(Dataset rows describing interfaces)
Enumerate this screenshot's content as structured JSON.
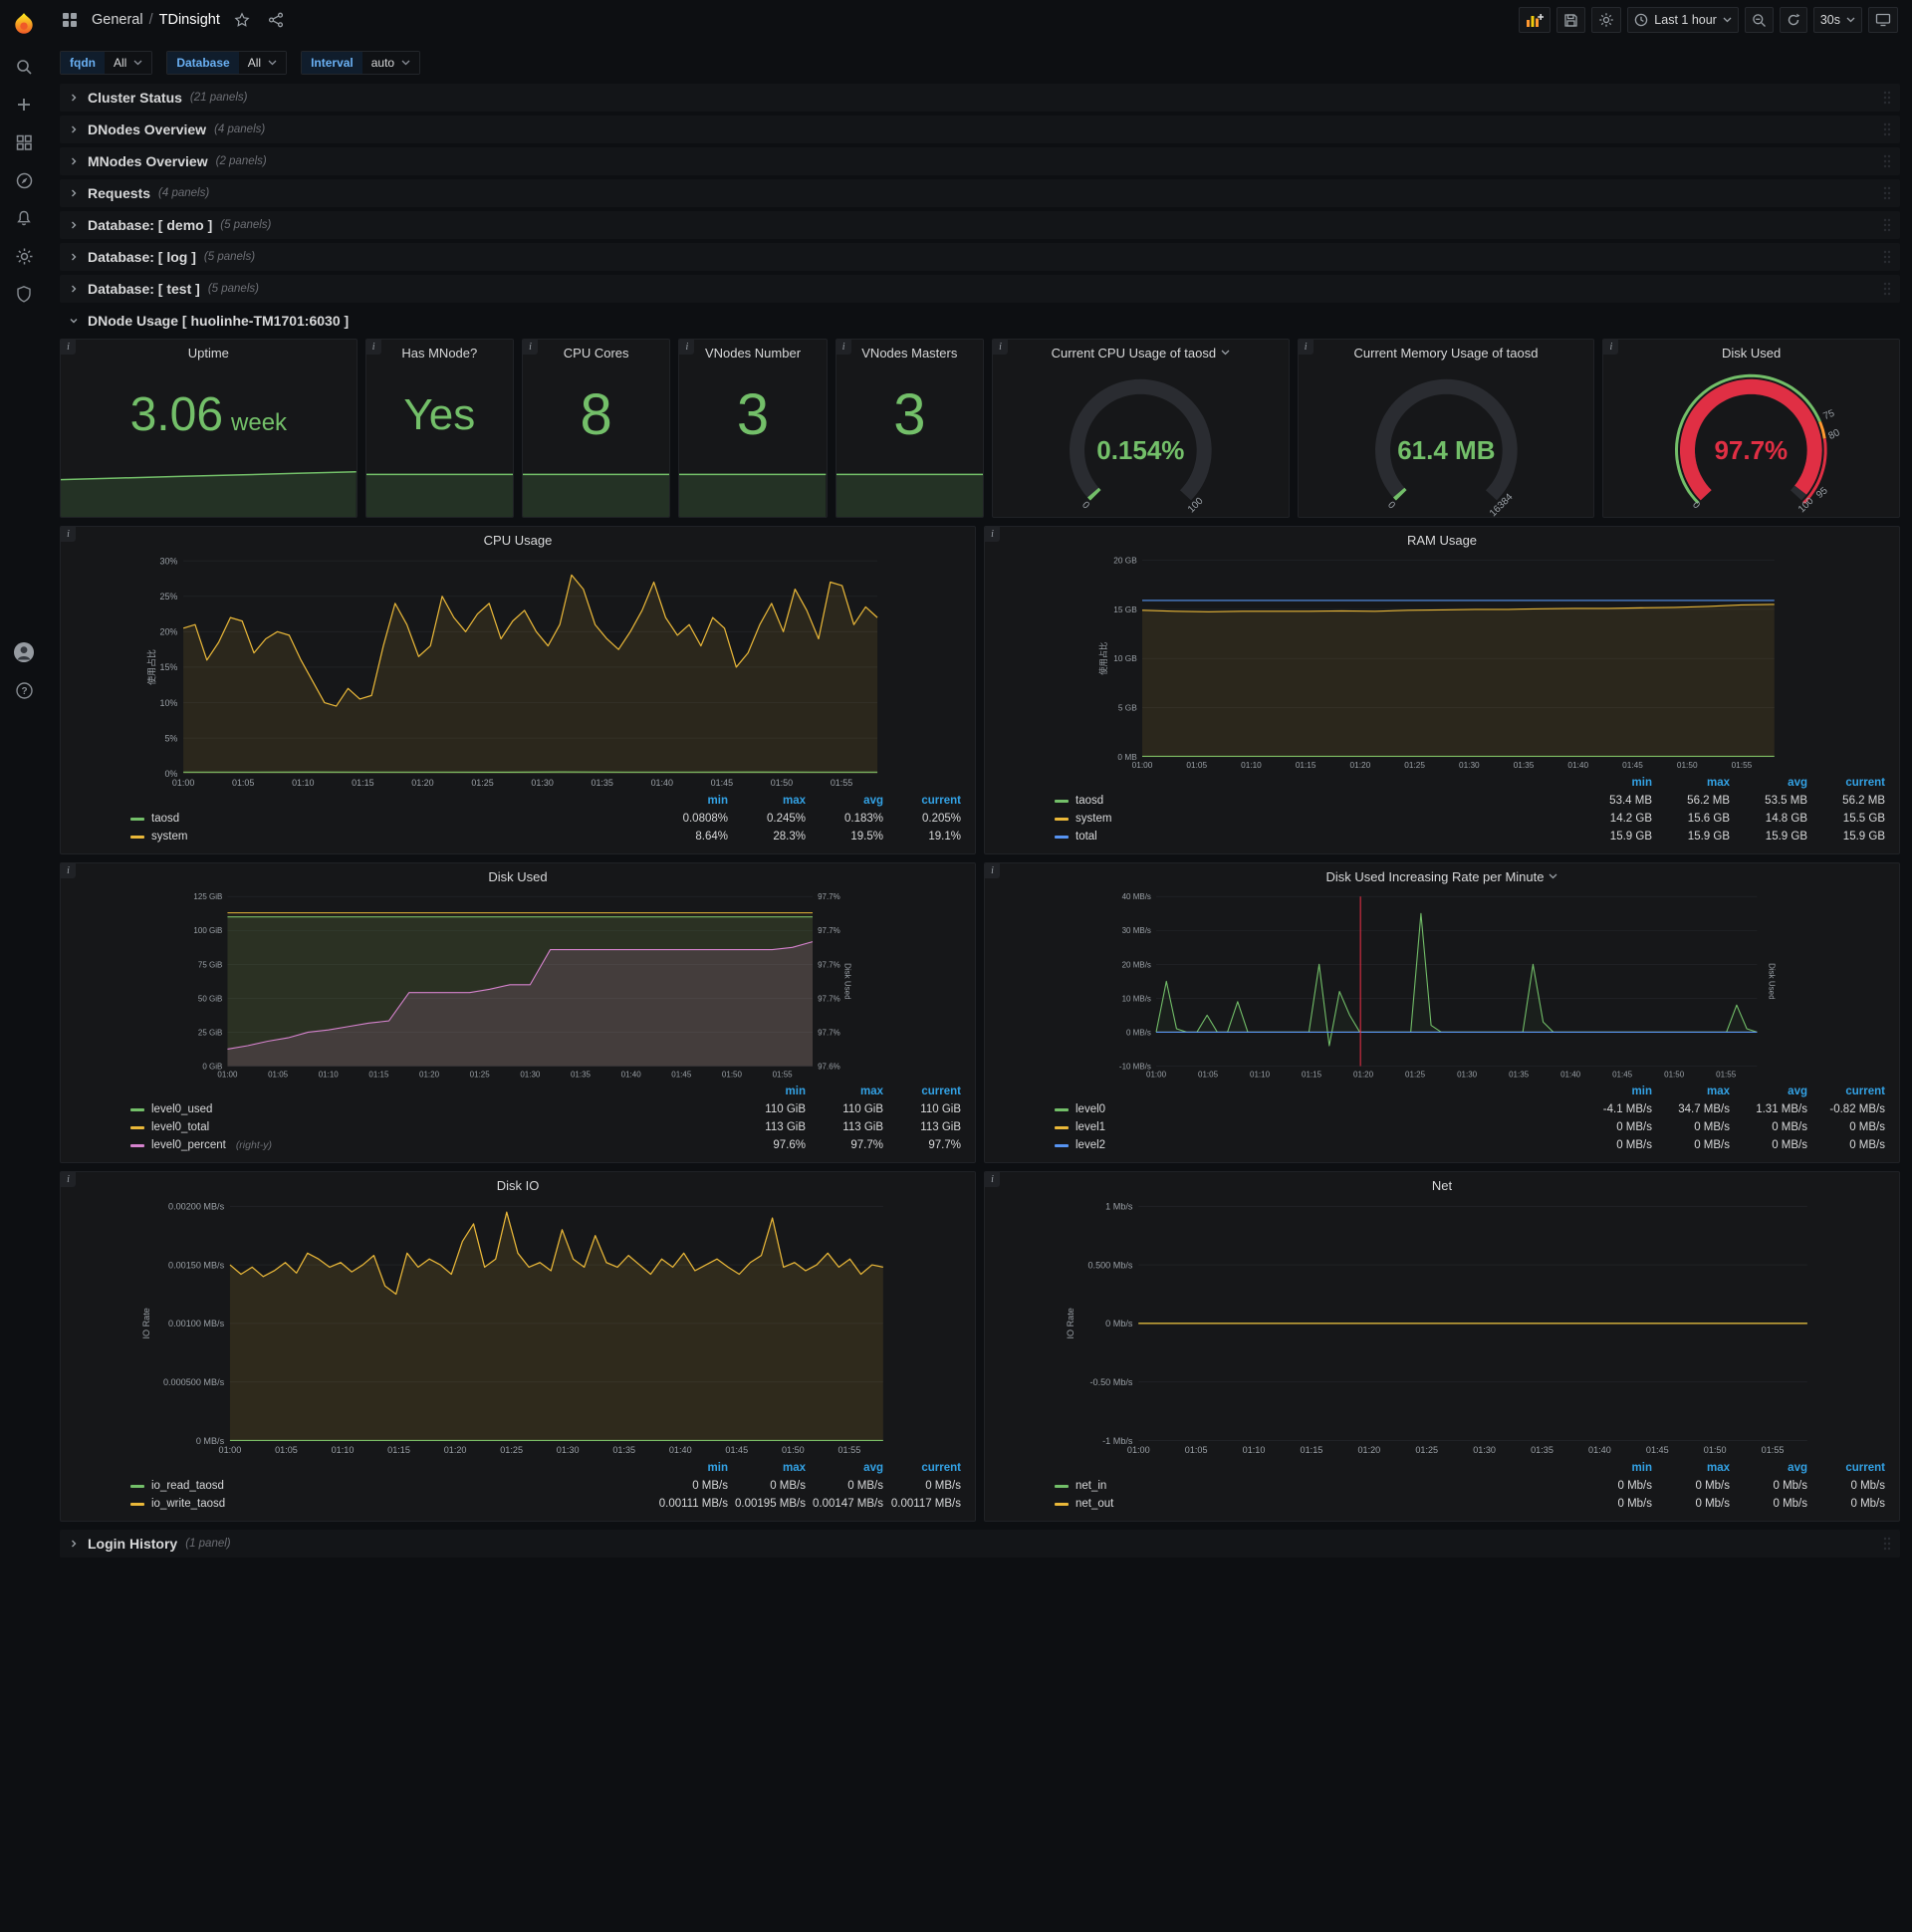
{
  "navbar": {
    "folder": "General",
    "separator": "/",
    "title": "TDinsight",
    "time_range": "Last 1 hour",
    "refresh": "30s"
  },
  "variables": [
    {
      "label": "fqdn",
      "value": "All"
    },
    {
      "label": "Database",
      "value": "All"
    },
    {
      "label": "Interval",
      "value": "auto"
    }
  ],
  "rows": [
    {
      "title": "Cluster Status",
      "count": "(21 panels)"
    },
    {
      "title": "DNodes Overview",
      "count": "(4 panels)"
    },
    {
      "title": "MNodes Overview",
      "count": "(2 panels)"
    },
    {
      "title": "Requests",
      "count": "(4 panels)"
    },
    {
      "title": "Database: [ demo ]",
      "count": "(5 panels)"
    },
    {
      "title": "Database: [ log ]",
      "count": "(5 panels)"
    },
    {
      "title": "Database: [ test ]",
      "count": "(5 panels)"
    }
  ],
  "expanded_row": {
    "title": "DNode Usage [ huolinhe-TM1701:6030 ]"
  },
  "login_row": {
    "title": "Login History",
    "count": "(1 panel)"
  },
  "stats": [
    {
      "title": "Uptime",
      "value": "3.06",
      "unit": "week",
      "spark": [
        0.72,
        0.75,
        0.78,
        0.81,
        0.84,
        0.87
      ]
    },
    {
      "title": "Has MNode?",
      "value": "Yes",
      "spark": [
        0.82,
        0.82,
        0.82,
        0.82
      ]
    },
    {
      "title": "CPU Cores",
      "value": "8",
      "spark": [
        0.82,
        0.82,
        0.82,
        0.82
      ]
    },
    {
      "title": "VNodes Number",
      "value": "3",
      "spark": [
        0.82,
        0.82,
        0.82,
        0.82
      ]
    },
    {
      "title": "VNodes Masters",
      "value": "3",
      "spark": [
        0.82,
        0.82,
        0.82,
        0.82
      ]
    }
  ],
  "gauges": [
    {
      "title": "Current CPU Usage of taosd",
      "caret": true,
      "value": "0.154%",
      "min_label": "0",
      "max_label": "100",
      "fraction": 0.0015,
      "color": "#73bf69",
      "value_color": "#73bf69"
    },
    {
      "title": "Current Memory Usage of taosd",
      "value": "61.4 MB",
      "min_label": "0",
      "max_label": "16384",
      "fraction": 0.0037,
      "color": "#73bf69",
      "value_color": "#73bf69"
    },
    {
      "title": "Disk Used",
      "value": "97.7%",
      "min_label": "0",
      "max_label": "100",
      "fraction": 0.977,
      "color": "#e02f44",
      "value_color": "#e02f44",
      "thresholds": [
        {
          "value": 75,
          "label": "75"
        },
        {
          "value": 80,
          "label": "80"
        },
        {
          "value": 95,
          "label": "95"
        }
      ],
      "threshold_colors": [
        {
          "to": 0.75,
          "color": "#73bf69"
        },
        {
          "to": 0.8,
          "color": "#ff9830"
        },
        {
          "to": 1,
          "color": "#e02f44"
        }
      ]
    }
  ],
  "time_ticks": [
    "01:00",
    "01:05",
    "01:10",
    "01:15",
    "01:20",
    "01:25",
    "01:30",
    "01:35",
    "01:40",
    "01:45",
    "01:50",
    "01:55"
  ],
  "colors": {
    "green": "#73bf69",
    "yellow": "#eab839",
    "blue": "#5794f2",
    "pink": "#d683ce",
    "red": "#e02f44",
    "legend_header": "#33a2e5"
  },
  "panels": [
    {
      "title": "CPU Usage",
      "type": "line",
      "y_label": "使用占比",
      "y_ticks": [
        "0%",
        "5%",
        "10%",
        "15%",
        "20%",
        "25%",
        "30%"
      ],
      "y_min": 0,
      "y_max": 30,
      "legend_cols": [
        "min",
        "max",
        "avg",
        "current"
      ],
      "series": [
        {
          "name": "taosd",
          "color": "#73bf69",
          "fill": 0.08,
          "points": [
            0.2,
            0.19,
            0.21,
            0.2,
            0.2,
            0.18,
            0.22,
            0.2,
            0.19,
            0.21,
            0.2,
            0.2
          ],
          "stats": [
            "0.0808%",
            "0.245%",
            "0.183%",
            "0.205%"
          ]
        },
        {
          "name": "system",
          "color": "#eab839",
          "fill": 0.1,
          "points": [
            20.5,
            21,
            16,
            18.5,
            22,
            21.5,
            17,
            19,
            20,
            19.5,
            16,
            13,
            10,
            9.5,
            12,
            10.5,
            11,
            18,
            24,
            21,
            16.5,
            18,
            25,
            22,
            20,
            22.5,
            24,
            19,
            21.5,
            23,
            20,
            18,
            21,
            28,
            26,
            21,
            19,
            17.5,
            20,
            23,
            27,
            22,
            19.5,
            21,
            18,
            22,
            20.5,
            15,
            17,
            21,
            24,
            20,
            26,
            23,
            19,
            27,
            26.5,
            21,
            23.5,
            22
          ],
          "stats": [
            "8.64%",
            "28.3%",
            "19.5%",
            "19.1%"
          ]
        }
      ]
    },
    {
      "title": "RAM Usage",
      "type": "line",
      "y_label": "使用占比",
      "y_ticks": [
        "0 MB",
        "5 GB",
        "10 GB",
        "15 GB",
        "20 GB"
      ],
      "y_min": 0,
      "y_max": 20,
      "legend_cols": [
        "min",
        "max",
        "avg",
        "current"
      ],
      "series": [
        {
          "name": "taosd",
          "color": "#73bf69",
          "fill": 0.06,
          "points": [
            0.055,
            0.055,
            0.055,
            0.055,
            0.055,
            0.055,
            0.055,
            0.055,
            0.055,
            0.055,
            0.055,
            0.055
          ],
          "stats": [
            "53.4 MB",
            "56.2 MB",
            "53.5 MB",
            "56.2 MB"
          ]
        },
        {
          "name": "system",
          "color": "#eab839",
          "fill": 0.1,
          "points": [
            14.9,
            14.8,
            14.75,
            14.8,
            14.8,
            14.8,
            14.85,
            14.8,
            14.9,
            14.95,
            15.0,
            15.0,
            15.05,
            15.1,
            15.1,
            15.15,
            15.2,
            15.3,
            15.45,
            15.5
          ],
          "stats": [
            "14.2 GB",
            "15.6 GB",
            "14.8 GB",
            "15.5 GB"
          ]
        },
        {
          "name": "total",
          "color": "#5794f2",
          "fill": 0,
          "points": [
            15.9,
            15.9,
            15.9,
            15.9,
            15.9,
            15.9,
            15.9,
            15.9,
            15.9,
            15.9,
            15.9,
            15.9
          ],
          "stats": [
            "15.9 GB",
            "15.9 GB",
            "15.9 GB",
            "15.9 GB"
          ]
        }
      ]
    },
    {
      "title": "Disk Used",
      "type": "line",
      "y_ticks": [
        "0 GiB",
        "25 GiB",
        "50 GiB",
        "75 GiB",
        "100 GiB",
        "125 GiB"
      ],
      "y_min": 0,
      "y_max": 125,
      "right_ticks": [
        "97.6%",
        "97.7%",
        "97.7%",
        "97.7%",
        "97.7%",
        "97.7%"
      ],
      "right_min": 97.58,
      "right_max": 97.73,
      "right_label": "Disk Used",
      "legend_cols": [
        "min",
        "max",
        "current"
      ],
      "series": [
        {
          "name": "level0_used",
          "color": "#73bf69",
          "fill": 0.12,
          "points": [
            110,
            110,
            110,
            110,
            110,
            110,
            110,
            110,
            110,
            110,
            110,
            110
          ],
          "stats": [
            "110 GiB",
            "110 GiB",
            "110 GiB"
          ]
        },
        {
          "name": "level0_total",
          "color": "#eab839",
          "fill": 0.05,
          "points": [
            113,
            113,
            113,
            113,
            113,
            113,
            113,
            113,
            113,
            113,
            113,
            113
          ],
          "stats": [
            "113 GiB",
            "113 GiB",
            "113 GiB"
          ]
        },
        {
          "name": "level0_percent",
          "suffix": "(right-y)",
          "color": "#d683ce",
          "fill": 0.15,
          "axis": "right",
          "points": [
            97.595,
            97.598,
            97.602,
            97.605,
            97.61,
            97.612,
            97.615,
            97.618,
            97.62,
            97.645,
            97.645,
            97.645,
            97.645,
            97.648,
            97.652,
            97.652,
            97.683,
            97.683,
            97.683,
            97.683,
            97.683,
            97.683,
            97.683,
            97.683,
            97.683,
            97.683,
            97.683,
            97.683,
            97.685,
            97.69
          ],
          "stats": [
            "97.6%",
            "97.7%",
            "97.7%"
          ]
        }
      ]
    },
    {
      "title": "Disk Used Increasing Rate per Minute",
      "type": "line",
      "caret": true,
      "y_ticks": [
        "-10 MB/s",
        "0 MB/s",
        "10 MB/s",
        "20 MB/s",
        "30 MB/s",
        "40 MB/s"
      ],
      "y_min": -10,
      "y_max": 40,
      "right_label": "Disk Used",
      "annotation": 0.34,
      "legend_cols": [
        "min",
        "max",
        "avg",
        "current"
      ],
      "series": [
        {
          "name": "level0",
          "color": "#73bf69",
          "fill": 0.05,
          "points": [
            0,
            15,
            1,
            0,
            0,
            5,
            0,
            0,
            9,
            0,
            0,
            0,
            0,
            0,
            0,
            0,
            20,
            -4,
            12,
            5,
            0,
            0,
            0,
            0,
            0,
            0,
            35,
            2,
            0,
            0,
            0,
            0,
            0,
            0,
            0,
            0,
            0,
            20,
            3,
            0,
            0,
            0,
            0,
            0,
            0,
            0,
            0,
            0,
            0,
            0,
            0,
            0,
            0,
            0,
            0,
            0,
            0,
            8,
            1,
            0
          ],
          "stats": [
            "-4.1 MB/s",
            "34.7 MB/s",
            "1.31 MB/s",
            "-0.82 MB/s"
          ]
        },
        {
          "name": "level1",
          "color": "#eab839",
          "fill": 0,
          "points": [
            0,
            0,
            0,
            0,
            0,
            0,
            0,
            0,
            0,
            0,
            0,
            0
          ],
          "stats": [
            "0 MB/s",
            "0 MB/s",
            "0 MB/s",
            "0 MB/s"
          ]
        },
        {
          "name": "level2",
          "color": "#5794f2",
          "fill": 0,
          "points": [
            0,
            0,
            0,
            0,
            0,
            0,
            0,
            0,
            0,
            0,
            0,
            0
          ],
          "stats": [
            "0 MB/s",
            "0 MB/s",
            "0 MB/s",
            "0 MB/s"
          ]
        }
      ]
    },
    {
      "title": "Disk IO",
      "type": "line",
      "y_label": "IO Rate",
      "y_ticks": [
        "0 MB/s",
        "0.000500 MB/s",
        "0.00100 MB/s",
        "0.00150 MB/s",
        "0.00200 MB/s"
      ],
      "y_min": 0,
      "y_max": 0.002,
      "legend_cols": [
        "min",
        "max",
        "avg",
        "current"
      ],
      "series": [
        {
          "name": "io_read_taosd",
          "color": "#73bf69",
          "fill": 0,
          "points": [
            0,
            0,
            0,
            0,
            0,
            0,
            0,
            0,
            0,
            0,
            0,
            0
          ],
          "stats": [
            "0 MB/s",
            "0 MB/s",
            "0 MB/s",
            "0 MB/s"
          ]
        },
        {
          "name": "io_write_taosd",
          "color": "#eab839",
          "fill": 0.12,
          "points": [
            0.0015,
            0.00142,
            0.00148,
            0.0014,
            0.00145,
            0.00152,
            0.00143,
            0.0016,
            0.00155,
            0.00148,
            0.00152,
            0.00144,
            0.0015,
            0.00158,
            0.00132,
            0.00125,
            0.0016,
            0.00148,
            0.00155,
            0.0015,
            0.00142,
            0.0017,
            0.00185,
            0.00148,
            0.00155,
            0.00195,
            0.0016,
            0.00148,
            0.00152,
            0.00145,
            0.0018,
            0.00155,
            0.00148,
            0.00175,
            0.00152,
            0.00148,
            0.00158,
            0.0015,
            0.00142,
            0.00155,
            0.00148,
            0.0016,
            0.00145,
            0.0015,
            0.00155,
            0.00148,
            0.00142,
            0.00152,
            0.00158,
            0.0019,
            0.00148,
            0.00152,
            0.00145,
            0.0015,
            0.0016,
            0.00148,
            0.00155,
            0.00142,
            0.0015,
            0.00148
          ],
          "stats": [
            "0.00111 MB/s",
            "0.00195 MB/s",
            "0.00147 MB/s",
            "0.00117 MB/s"
          ]
        }
      ]
    },
    {
      "title": "Net",
      "type": "line",
      "y_label": "IO Rate",
      "y_ticks": [
        "-1 Mb/s",
        "-0.50 Mb/s",
        "0 Mb/s",
        "0.500 Mb/s",
        "1 Mb/s"
      ],
      "y_min": -1,
      "y_max": 1,
      "legend_cols": [
        "min",
        "max",
        "avg",
        "current"
      ],
      "series": [
        {
          "name": "net_in",
          "color": "#73bf69",
          "fill": 0,
          "points": [
            0,
            0,
            0,
            0,
            0,
            0,
            0,
            0,
            0,
            0,
            0,
            0
          ],
          "stats": [
            "0 Mb/s",
            "0 Mb/s",
            "0 Mb/s",
            "0 Mb/s"
          ]
        },
        {
          "name": "net_out",
          "color": "#eab839",
          "fill": 0,
          "points": [
            0,
            0,
            0,
            0,
            0,
            0,
            0,
            0,
            0,
            0,
            0,
            0
          ],
          "stats": [
            "0 Mb/s",
            "0 Mb/s",
            "0 Mb/s",
            "0 Mb/s"
          ]
        }
      ]
    }
  ]
}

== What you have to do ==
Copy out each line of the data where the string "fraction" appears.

== Response area ==
      "fraction": 0.0015,
      "fraction": 0.0037,
      "fraction": 0.977,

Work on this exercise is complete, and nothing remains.